A new report released by the White House warns that climate change is an imminent and growing threat to public health, and that extreme heat will kill around 27,000 US residents per year by 2100. A science advisor to the Obama administration by the name of John Holdren commented on the report at a recent press conference, noting that extreme heat waves will make outdoor work periodically “impossible:” “People who work outdoors will be unable to control their body temperature and will die.
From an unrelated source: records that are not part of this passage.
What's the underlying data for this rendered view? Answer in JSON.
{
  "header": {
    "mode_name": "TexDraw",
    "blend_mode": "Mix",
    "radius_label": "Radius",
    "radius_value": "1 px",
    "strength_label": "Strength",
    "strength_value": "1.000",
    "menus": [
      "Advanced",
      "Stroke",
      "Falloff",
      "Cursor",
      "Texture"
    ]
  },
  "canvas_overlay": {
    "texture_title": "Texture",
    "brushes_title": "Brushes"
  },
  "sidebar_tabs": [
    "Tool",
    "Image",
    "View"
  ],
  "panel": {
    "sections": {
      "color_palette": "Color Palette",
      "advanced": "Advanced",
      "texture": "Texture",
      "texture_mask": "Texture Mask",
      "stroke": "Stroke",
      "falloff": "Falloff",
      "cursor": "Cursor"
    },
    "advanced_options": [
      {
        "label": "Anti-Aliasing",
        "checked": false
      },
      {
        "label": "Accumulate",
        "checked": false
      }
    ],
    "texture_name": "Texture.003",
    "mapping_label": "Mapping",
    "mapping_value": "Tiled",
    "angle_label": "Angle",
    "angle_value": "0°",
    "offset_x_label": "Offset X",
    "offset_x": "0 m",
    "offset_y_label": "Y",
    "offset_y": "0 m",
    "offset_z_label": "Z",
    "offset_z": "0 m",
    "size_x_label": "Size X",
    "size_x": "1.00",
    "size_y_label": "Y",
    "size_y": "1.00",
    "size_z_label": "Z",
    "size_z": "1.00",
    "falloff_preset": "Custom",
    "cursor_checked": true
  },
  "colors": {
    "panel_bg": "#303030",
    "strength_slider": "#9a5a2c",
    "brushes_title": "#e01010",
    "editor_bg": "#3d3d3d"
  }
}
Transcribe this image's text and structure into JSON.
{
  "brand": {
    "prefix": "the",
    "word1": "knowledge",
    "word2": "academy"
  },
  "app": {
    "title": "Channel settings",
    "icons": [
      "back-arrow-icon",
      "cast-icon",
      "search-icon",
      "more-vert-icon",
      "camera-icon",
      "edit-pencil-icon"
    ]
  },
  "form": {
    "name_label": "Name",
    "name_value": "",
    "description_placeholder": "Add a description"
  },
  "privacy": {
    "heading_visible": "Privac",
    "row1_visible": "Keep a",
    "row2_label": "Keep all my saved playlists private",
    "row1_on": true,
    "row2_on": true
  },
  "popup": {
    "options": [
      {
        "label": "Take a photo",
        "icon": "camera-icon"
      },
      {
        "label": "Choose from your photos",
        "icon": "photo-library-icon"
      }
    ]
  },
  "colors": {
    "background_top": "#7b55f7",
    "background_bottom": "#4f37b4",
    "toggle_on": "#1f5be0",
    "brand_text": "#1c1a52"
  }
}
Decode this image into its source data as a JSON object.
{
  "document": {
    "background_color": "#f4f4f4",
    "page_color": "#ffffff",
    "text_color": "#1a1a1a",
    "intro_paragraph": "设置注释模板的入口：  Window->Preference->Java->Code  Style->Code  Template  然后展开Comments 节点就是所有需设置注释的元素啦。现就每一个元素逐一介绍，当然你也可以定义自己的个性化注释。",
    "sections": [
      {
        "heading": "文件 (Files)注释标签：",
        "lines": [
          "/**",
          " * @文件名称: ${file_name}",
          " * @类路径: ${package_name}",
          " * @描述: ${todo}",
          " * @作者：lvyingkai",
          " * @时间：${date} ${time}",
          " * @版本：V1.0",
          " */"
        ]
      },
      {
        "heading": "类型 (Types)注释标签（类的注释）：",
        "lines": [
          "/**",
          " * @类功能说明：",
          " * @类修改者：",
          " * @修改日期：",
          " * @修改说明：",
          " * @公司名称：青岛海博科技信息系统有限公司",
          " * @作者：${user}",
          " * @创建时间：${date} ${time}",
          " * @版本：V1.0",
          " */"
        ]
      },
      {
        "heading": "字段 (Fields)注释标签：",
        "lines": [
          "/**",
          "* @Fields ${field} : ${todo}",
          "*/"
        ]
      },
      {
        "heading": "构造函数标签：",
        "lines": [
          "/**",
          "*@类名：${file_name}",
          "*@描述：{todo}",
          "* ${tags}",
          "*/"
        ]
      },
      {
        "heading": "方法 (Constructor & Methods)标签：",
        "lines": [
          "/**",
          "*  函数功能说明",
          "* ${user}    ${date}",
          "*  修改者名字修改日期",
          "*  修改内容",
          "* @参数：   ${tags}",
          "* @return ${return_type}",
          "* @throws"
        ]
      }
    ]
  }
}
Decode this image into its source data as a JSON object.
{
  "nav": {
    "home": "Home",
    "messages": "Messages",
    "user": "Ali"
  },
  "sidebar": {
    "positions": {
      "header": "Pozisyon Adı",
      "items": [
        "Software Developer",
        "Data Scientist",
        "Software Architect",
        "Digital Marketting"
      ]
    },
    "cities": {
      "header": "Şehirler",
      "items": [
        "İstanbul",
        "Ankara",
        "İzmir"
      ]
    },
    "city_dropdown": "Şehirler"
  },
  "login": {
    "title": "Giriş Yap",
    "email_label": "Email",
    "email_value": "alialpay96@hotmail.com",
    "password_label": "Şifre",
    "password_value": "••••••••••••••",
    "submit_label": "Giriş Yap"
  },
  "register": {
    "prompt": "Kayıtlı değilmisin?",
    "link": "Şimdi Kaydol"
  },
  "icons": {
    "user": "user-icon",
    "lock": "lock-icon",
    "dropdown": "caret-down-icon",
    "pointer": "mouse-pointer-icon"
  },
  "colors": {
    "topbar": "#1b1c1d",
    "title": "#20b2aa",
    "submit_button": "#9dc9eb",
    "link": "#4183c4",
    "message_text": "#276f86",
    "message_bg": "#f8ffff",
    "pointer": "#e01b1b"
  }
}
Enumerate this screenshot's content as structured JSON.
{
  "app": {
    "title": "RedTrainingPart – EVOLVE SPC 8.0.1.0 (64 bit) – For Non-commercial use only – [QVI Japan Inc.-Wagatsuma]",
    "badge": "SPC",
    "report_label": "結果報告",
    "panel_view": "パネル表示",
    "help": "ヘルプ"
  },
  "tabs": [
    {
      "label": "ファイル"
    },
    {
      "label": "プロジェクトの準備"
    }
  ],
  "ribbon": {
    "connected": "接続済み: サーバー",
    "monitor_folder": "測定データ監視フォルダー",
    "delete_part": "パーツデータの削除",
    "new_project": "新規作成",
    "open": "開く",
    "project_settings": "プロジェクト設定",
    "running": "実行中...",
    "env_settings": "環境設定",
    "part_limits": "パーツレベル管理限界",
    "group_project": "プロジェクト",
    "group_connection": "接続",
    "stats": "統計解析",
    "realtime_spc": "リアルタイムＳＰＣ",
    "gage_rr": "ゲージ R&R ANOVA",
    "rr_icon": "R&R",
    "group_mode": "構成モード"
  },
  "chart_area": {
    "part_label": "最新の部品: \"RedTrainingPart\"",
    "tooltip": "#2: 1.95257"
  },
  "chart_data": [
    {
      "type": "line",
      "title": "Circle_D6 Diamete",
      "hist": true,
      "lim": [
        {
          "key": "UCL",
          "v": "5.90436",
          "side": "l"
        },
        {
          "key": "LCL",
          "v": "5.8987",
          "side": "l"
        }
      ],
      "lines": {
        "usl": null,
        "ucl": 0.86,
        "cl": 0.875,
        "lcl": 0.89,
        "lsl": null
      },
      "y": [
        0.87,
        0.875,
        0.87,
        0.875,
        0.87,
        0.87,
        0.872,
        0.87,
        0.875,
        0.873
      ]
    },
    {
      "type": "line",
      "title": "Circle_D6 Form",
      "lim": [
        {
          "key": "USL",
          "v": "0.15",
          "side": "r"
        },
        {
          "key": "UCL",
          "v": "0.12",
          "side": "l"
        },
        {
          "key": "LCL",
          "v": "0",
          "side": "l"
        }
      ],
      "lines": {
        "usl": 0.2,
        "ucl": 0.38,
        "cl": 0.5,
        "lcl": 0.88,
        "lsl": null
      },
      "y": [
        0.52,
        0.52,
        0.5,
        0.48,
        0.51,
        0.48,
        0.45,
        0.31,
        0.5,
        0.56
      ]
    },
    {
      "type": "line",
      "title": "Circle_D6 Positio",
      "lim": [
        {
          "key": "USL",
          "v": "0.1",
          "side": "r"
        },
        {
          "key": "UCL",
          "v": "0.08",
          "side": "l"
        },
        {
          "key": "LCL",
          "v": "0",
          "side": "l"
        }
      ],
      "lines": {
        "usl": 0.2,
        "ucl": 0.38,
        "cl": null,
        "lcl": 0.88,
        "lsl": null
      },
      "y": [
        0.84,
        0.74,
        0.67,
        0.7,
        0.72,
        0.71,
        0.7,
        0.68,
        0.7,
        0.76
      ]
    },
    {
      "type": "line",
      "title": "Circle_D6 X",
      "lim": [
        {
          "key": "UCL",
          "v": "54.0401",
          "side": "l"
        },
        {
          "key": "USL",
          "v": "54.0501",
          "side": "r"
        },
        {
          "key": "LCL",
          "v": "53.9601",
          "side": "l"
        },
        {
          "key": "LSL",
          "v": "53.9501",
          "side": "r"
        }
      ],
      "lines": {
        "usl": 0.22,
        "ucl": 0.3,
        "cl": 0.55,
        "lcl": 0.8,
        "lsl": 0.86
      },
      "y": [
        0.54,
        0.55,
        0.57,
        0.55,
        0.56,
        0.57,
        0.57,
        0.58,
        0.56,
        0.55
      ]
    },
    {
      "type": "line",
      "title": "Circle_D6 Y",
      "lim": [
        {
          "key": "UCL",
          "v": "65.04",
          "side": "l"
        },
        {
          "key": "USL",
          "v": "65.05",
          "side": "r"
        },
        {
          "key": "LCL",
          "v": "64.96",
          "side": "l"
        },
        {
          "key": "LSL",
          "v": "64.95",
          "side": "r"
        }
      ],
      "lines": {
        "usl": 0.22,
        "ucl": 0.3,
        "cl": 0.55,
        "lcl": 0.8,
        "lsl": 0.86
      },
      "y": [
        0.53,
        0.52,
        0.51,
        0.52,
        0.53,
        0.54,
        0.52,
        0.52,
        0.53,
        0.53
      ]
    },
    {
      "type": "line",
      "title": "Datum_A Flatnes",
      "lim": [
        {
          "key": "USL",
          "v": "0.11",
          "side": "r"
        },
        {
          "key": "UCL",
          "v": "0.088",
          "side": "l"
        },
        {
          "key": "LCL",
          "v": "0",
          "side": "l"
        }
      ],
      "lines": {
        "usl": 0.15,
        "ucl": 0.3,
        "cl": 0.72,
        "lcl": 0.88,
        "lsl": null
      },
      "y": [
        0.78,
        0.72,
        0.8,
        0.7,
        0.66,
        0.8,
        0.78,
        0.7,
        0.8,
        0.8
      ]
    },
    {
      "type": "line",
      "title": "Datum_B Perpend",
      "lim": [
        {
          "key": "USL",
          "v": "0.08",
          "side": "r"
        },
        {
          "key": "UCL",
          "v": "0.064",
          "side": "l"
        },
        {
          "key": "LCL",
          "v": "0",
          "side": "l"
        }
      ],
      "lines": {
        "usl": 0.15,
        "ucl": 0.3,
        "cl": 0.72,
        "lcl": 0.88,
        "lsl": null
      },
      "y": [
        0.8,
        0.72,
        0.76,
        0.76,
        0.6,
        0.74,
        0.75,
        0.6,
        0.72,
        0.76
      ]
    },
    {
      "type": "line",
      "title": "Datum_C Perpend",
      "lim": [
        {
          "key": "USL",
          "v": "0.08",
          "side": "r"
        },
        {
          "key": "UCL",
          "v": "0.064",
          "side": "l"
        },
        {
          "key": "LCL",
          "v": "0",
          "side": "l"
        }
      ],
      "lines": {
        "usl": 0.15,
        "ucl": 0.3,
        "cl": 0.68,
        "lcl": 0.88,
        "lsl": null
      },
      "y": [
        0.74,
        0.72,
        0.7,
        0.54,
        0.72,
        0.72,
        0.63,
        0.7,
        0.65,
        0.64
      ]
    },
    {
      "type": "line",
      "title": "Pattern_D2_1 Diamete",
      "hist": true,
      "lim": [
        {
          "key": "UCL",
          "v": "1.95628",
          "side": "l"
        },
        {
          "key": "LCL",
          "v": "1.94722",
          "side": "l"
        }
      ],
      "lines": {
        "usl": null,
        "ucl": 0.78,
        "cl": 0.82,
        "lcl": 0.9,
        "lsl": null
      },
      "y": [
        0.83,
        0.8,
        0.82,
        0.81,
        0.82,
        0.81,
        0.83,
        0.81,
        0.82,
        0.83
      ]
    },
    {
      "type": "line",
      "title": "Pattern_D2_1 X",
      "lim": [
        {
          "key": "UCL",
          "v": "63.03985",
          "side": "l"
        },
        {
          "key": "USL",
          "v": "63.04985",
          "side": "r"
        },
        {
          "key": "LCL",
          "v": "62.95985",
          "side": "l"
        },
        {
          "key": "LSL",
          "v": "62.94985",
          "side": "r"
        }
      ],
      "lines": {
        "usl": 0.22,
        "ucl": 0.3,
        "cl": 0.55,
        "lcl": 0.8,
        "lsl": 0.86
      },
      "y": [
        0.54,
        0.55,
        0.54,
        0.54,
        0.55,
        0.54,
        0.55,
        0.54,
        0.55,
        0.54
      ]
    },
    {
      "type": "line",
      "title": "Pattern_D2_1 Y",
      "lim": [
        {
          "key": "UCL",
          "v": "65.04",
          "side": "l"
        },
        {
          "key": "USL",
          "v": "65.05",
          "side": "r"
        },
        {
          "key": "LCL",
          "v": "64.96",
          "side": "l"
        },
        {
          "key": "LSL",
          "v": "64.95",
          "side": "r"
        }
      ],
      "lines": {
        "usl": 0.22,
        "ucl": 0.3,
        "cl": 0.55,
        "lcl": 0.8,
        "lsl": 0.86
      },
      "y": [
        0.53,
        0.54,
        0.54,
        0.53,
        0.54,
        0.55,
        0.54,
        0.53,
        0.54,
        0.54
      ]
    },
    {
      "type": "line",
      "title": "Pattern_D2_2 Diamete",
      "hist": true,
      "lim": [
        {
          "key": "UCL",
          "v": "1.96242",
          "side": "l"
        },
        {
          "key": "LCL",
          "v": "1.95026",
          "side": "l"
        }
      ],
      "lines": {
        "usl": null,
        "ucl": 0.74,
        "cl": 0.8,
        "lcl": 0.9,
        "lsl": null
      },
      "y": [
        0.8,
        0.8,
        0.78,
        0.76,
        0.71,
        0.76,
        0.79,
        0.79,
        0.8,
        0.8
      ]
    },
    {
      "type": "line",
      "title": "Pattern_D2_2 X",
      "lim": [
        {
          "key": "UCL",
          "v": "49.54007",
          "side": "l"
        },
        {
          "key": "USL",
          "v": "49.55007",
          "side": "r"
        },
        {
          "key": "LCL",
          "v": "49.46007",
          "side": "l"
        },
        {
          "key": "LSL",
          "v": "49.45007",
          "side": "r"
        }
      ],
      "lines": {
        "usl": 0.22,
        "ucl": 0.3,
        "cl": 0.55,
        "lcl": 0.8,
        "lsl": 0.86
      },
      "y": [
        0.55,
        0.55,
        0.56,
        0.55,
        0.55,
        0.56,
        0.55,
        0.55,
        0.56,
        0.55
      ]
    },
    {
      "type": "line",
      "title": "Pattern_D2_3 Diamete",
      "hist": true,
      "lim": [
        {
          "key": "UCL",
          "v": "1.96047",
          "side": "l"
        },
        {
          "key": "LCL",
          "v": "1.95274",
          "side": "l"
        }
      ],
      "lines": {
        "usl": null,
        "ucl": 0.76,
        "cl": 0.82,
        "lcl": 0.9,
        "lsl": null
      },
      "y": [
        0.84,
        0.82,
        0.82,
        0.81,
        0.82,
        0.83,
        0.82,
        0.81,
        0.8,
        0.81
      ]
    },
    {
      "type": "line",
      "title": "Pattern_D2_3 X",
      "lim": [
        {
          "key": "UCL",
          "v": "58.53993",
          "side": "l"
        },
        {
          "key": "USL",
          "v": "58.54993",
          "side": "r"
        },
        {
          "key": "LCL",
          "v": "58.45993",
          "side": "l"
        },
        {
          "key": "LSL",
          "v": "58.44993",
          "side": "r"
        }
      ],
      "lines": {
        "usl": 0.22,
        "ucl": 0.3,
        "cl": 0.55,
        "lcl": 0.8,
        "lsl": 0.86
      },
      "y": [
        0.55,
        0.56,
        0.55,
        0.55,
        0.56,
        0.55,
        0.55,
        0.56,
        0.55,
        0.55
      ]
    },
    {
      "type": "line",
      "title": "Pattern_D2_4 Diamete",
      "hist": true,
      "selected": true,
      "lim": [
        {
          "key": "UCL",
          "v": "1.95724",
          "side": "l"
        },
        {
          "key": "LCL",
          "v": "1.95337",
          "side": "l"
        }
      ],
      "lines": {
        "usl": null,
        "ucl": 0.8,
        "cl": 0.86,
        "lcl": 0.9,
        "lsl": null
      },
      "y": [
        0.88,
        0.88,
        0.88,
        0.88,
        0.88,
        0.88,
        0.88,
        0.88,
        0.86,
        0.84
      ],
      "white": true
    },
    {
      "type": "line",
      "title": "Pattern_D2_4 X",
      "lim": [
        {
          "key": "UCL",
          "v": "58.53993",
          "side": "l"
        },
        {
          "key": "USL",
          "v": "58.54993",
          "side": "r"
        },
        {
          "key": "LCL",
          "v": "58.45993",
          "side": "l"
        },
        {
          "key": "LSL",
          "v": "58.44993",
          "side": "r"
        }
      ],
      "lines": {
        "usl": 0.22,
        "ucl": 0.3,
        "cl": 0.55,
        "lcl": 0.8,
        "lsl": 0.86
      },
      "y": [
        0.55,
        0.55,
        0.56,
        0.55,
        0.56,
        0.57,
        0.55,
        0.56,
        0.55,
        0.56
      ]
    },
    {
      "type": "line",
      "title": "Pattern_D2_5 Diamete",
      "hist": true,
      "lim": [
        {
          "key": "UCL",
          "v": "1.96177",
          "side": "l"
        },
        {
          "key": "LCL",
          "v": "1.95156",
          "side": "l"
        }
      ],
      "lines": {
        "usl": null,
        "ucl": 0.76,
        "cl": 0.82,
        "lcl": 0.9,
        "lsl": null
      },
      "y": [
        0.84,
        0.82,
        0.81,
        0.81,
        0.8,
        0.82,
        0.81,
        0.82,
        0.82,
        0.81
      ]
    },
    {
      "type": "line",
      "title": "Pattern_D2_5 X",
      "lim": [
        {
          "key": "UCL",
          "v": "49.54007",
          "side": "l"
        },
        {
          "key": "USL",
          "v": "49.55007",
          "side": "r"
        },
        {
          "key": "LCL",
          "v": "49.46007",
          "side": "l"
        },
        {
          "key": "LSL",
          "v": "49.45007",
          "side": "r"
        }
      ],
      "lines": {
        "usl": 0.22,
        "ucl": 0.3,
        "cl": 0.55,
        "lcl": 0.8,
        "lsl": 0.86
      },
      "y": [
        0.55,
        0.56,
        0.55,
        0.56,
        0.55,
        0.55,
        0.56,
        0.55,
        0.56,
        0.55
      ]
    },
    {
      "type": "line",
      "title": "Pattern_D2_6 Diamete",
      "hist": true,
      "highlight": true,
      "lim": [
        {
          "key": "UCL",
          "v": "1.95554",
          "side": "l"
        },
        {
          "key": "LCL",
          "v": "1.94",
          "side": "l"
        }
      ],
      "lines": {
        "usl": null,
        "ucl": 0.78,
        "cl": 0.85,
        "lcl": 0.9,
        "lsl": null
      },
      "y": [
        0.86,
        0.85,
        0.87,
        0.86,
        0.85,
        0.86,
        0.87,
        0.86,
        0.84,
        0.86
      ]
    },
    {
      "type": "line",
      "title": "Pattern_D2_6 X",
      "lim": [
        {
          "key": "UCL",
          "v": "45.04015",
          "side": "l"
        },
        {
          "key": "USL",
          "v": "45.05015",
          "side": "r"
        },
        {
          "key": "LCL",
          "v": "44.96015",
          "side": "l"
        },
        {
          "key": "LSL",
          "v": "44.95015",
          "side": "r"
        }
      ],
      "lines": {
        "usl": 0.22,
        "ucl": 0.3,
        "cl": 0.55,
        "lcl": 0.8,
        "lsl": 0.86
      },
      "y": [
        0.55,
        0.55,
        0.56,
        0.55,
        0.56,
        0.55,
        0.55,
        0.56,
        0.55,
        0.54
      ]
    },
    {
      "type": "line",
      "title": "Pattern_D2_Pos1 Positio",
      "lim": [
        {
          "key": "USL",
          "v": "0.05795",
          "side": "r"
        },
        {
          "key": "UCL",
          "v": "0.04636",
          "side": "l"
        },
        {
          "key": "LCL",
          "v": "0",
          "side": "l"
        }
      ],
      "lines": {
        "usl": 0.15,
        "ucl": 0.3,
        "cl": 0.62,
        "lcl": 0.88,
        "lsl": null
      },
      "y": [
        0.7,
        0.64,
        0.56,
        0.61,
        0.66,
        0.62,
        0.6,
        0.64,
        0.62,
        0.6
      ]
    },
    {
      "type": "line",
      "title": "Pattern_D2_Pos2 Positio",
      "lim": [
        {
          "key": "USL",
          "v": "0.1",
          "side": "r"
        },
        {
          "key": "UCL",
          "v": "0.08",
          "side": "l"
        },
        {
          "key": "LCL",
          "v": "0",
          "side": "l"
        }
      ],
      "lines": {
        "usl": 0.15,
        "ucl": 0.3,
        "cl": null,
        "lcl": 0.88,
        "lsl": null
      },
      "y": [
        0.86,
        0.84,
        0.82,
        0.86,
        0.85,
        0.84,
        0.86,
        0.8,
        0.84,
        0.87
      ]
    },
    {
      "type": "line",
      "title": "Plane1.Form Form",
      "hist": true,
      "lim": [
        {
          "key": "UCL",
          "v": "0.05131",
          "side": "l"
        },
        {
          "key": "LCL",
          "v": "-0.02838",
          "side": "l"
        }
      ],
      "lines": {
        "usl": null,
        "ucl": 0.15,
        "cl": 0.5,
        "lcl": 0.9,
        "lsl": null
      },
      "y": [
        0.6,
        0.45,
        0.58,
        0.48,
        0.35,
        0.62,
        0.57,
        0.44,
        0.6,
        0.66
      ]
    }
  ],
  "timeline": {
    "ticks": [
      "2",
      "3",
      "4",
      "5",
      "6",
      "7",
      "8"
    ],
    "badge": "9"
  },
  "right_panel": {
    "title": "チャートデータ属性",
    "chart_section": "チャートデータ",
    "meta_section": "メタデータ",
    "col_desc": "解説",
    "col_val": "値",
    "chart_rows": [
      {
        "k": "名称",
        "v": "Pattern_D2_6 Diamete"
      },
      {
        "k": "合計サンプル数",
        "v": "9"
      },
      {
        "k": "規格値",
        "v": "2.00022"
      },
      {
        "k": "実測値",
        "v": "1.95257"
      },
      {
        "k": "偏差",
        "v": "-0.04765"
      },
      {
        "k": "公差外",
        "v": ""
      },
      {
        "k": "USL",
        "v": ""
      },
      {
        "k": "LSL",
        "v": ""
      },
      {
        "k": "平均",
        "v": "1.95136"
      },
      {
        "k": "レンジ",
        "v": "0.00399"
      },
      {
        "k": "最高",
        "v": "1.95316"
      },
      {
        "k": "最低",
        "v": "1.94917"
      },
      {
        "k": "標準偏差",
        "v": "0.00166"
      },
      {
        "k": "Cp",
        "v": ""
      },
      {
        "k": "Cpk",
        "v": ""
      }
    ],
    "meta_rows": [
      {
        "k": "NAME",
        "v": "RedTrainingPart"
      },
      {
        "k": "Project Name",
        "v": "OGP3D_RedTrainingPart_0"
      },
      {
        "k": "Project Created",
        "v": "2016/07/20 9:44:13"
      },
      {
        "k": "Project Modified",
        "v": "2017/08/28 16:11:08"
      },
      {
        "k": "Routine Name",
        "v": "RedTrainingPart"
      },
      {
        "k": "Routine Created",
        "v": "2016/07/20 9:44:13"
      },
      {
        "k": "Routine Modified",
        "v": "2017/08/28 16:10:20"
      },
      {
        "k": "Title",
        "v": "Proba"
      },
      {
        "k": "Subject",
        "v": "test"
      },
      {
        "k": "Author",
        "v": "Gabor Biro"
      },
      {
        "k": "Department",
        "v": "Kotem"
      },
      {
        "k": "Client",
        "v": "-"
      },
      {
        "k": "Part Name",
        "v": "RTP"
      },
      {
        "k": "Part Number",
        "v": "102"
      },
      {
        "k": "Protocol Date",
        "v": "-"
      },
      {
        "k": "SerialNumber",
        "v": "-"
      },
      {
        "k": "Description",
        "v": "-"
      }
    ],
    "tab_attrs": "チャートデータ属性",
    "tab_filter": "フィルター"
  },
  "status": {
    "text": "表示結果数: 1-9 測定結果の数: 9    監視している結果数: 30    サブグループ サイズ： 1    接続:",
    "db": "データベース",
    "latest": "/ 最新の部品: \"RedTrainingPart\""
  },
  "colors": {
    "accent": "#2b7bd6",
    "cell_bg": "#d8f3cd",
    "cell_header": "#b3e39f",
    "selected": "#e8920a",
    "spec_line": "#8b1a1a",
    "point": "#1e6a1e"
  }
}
This is a really, really big deal.” The report — titled “The Impacts of Climate Change on Human Health in the United States: A Scientific Assessment,” and put together by the US Global Change Research Program — notes that anthropogenic climate change will lead to growing air pollution levels, expanding waterborne illness prevalence, the expansion of toxin presence in the US food supply, and the weakening and overburdening of healthcare infrastructure. “For the first time in history we’ve been able to show it’s not just about polar bears and melting ice caps, it’s about our families and about our future,” stated Gina McCarthy, the administrator of the Environmental Protection Agency (EPA) administrator. “Every part of the US is impacted now by climate and is going to be increasingly impacted if we do not take action now to reduce those impacts.” The 332-page report, with contributions from hundreds of scientists from universities across the country, was released as part of the Obama administration’s Climate Action Plan. The plan aims to reduce the US contribution to global warming by cutting greenhouse gas emissions by up to 28% by 2025. The US is a party to the Paris climate agreement, which aims to keep global warming from exceeding 2° C (3.6° F). …The report says climate change will threaten public health by increasing the severity and frequency of existing health problems and by posing unprecedented health problems — such as the spread of tick-borne diseases like Lyme disease — in places where they have never occurred before. As temperatures warm, mosquito-born illnesses such as West Nile virus, malaria, and dengue fever, could also spread throughout the US, sickening and killing Americans in the process, the report said. Air quality is expected to decline because of increased ozone pollution and a greater number of severe wildfires, leading to worsened allergy and asthma conditions and deaths. Poor water quality caused by climate change could also lead to the spread of disease, according to the report. Warmer temperatures will warm lakes and streams, contributing to blooms of toxic algae, while coastal flooding from rising seas and higher storm surge could overwhelm urban wastewater systems and expose residents to waterborne pathogens. America’s food supply is vulnerable to toxins and diseases spread by warming temperatures, the report said. Higher sea surface temperatures will lead to more mercury in seafood while warming will lead to the wider spread of pathogens, pests and parasites in the food supply such as norovirus, listeria, salmonella, E. coli and others. Increasing atmospheric carbon dioxide also reduces the concentrations of proteins and minerals in some plant species, reducing the nutritional value of wheat and rice, according to the report. Extreme weather could also severely damage America’s food distribution infrastructure, leaving people without access to nutritional food. Mental health is also likely to be affected on the mass scale, according to the director of At-Risk, Behavioral Health and Community Resilience at the US Department of Health and Human Services, Daniel Dodgen. Through the impacts of extreme weather on living situation (housing, jobs, family deaths, health problems, etc), the mental health of a great many people will be affected as well, according to Dodgen. Drive an electric car? Complete one of our short surveys for our next electric car report. Keep up to date with all the hottest cleantech news by subscribing to our (free) cleantech newsletter, or keep an eye on sector-specific news by getting our (also free) solar energy newsletter, electric vehicle newsletter, or wind energy newsletter.